Specifically, the FTC’s blog reported:

[T]he respondents sent out a series of letters to thousands of small businesses.
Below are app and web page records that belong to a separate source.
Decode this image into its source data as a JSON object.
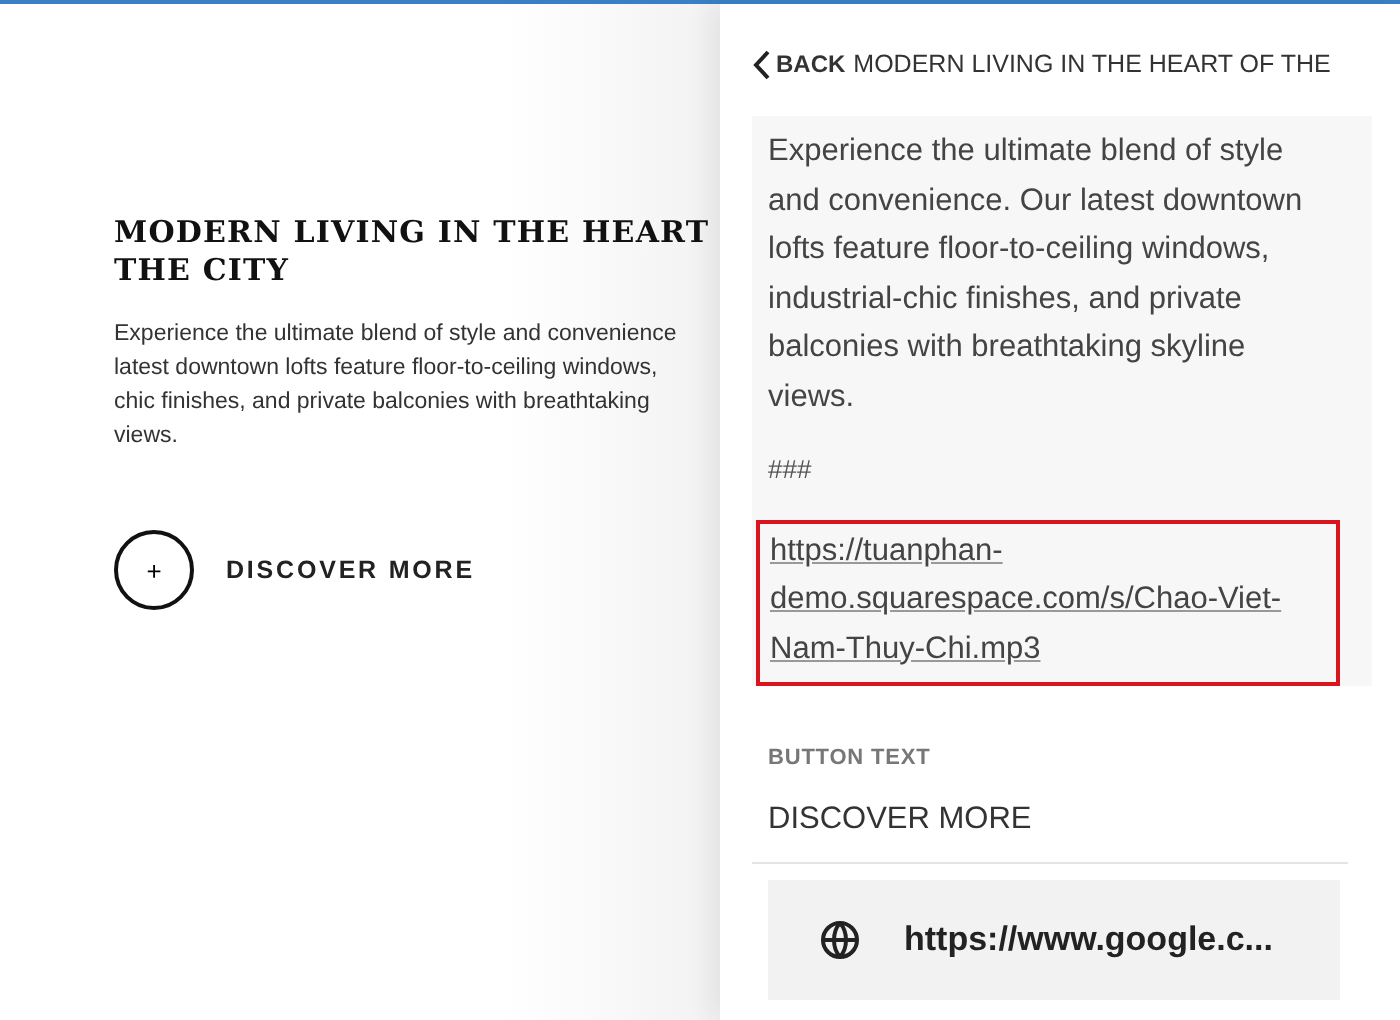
{
  "preview": {
    "heading_lines": [
      "MODERN LIVING IN THE HEART",
      "THE CITY"
    ],
    "body_lines": [
      "Experience the ultimate blend of style and convenience",
      "latest downtown lofts feature floor-to-ceiling windows,",
      "chic finishes, and private balconies with breathtaking",
      "views."
    ],
    "button": {
      "icon": "+",
      "label": "DISCOVER MORE"
    }
  },
  "panel": {
    "back": "BACK",
    "title": "MODERN LIVING IN THE HEART OF THE",
    "description": "Experience the ultimate blend of style and convenience. Our latest downtown lofts feature floor-to-ceiling windows, industrial-chic finishes, and private balconies with breathtaking skyline views.",
    "separator": "###",
    "link": {
      "text": "https://tuanphan-demo.squarespace.com/s/Chao-Viet-Nam-Thuy-Chi.mp3",
      "highlighted": true
    },
    "button_text_label": "BUTTON TEXT",
    "button_text_value": "DISCOVER MORE",
    "url_field": "https://www.google.c..."
  }
}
The first letter – sent to more than 16,000 businesses on the letterhead of one of MPHJ’s dozens of six-letter subsidiaries – told the recipient they “likely have an infringing system” and directed them to contact the sender within two weeks “so that we may agree with you upon an appropriate license arrangement if one is needed.” The letter offered to settle without court action if the business agreed to a license of $1,200 per employee. (Other versions said $1,000.)

The FTC alleged that the patent troll made a series of misrepresentations, including that lawsuits would be filed even though the FTC reported that the patent troll did not file a single lawsuit.


The rash of patent troll lawsuits against manufacturers has been on the rise.  Typically, these lawsuits are preceded by a letter seeking a fee in exchange for a license.  Even though a lawsuit may never be filed, it is important under most circumstances to advise legal counsel immediately because when a company is notified can be important to the litigation.  Additionally, if you see lawsuits being filed by others in your industry, track those developments closely because plaintiff’s lawyers often find an industry and move from one company to the next.  The good news, however, is that the FTC is taking notice, which hopefully will help stem the tide.